This presentation will look at several unique bridges and attempt to answer a few fundamental questions: How do you assign a load rating to a bridge that shouldn’t be standing? I never thought I’d see that – now how do I put numbers to it? What were they thinking when they built that?
This case study will be based on bridges that are truly one of a kind: Half truss and half girder, made from retrofitted storage tanks and rail cars, severely damaged from both man and nature, and repaired with non-engineered solutions. While the work may be messy, these bridges still need to be analyzed to meet federal and local requirements and ensure public safety. The analysis of each bridge could be a graduate thesis in of itself, but they need to be rated within a budget and using sound, systematic engineering principles.

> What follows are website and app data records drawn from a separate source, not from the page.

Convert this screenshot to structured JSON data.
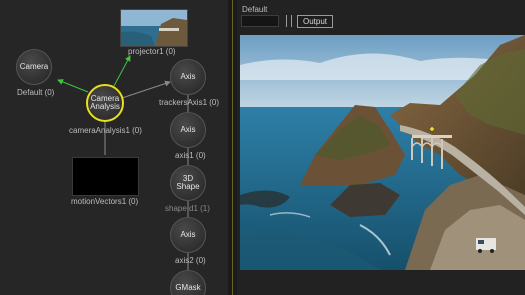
{
  "node_graph": {
    "nodes": {
      "camera": {
        "title": "Camera",
        "label": "Default (0)"
      },
      "camera_analysis": {
        "title_line1": "Camera",
        "title_line2": "Analysis",
        "label": "cameraAnalysis1 (0)"
      },
      "projector": {
        "label": "projector1 (0)"
      },
      "axis_trackers": {
        "title": "Axis",
        "label": "trackersAxis1 (0)"
      },
      "axis_1": {
        "title": "Axis",
        "label": "axis1 (0)"
      },
      "shape_3d": {
        "title_line1": "3D",
        "title_line2": "Shape",
        "label": "shapeId1 (1)"
      },
      "axis_2": {
        "title": "Axis",
        "label": "axis2 (0)"
      },
      "gmask": {
        "title": "GMask"
      },
      "motion_vectors": {
        "label": "motionVectors1 (0)"
      }
    },
    "colors": {
      "selected_ring": "#e8e01a",
      "flow_arrow": "#3ec43e",
      "wire": "#8a8a8a"
    }
  },
  "viewer": {
    "title": "Default",
    "output_button": "Output",
    "image": "coastal-bridge-highway-aerial"
  }
}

Communication with the client is paramount to achieve workable solutions to problematic structures that utilize the limited resources available to the client.
Join us for a summary of a decade’s worth of lessons learned from load rating projects across the country.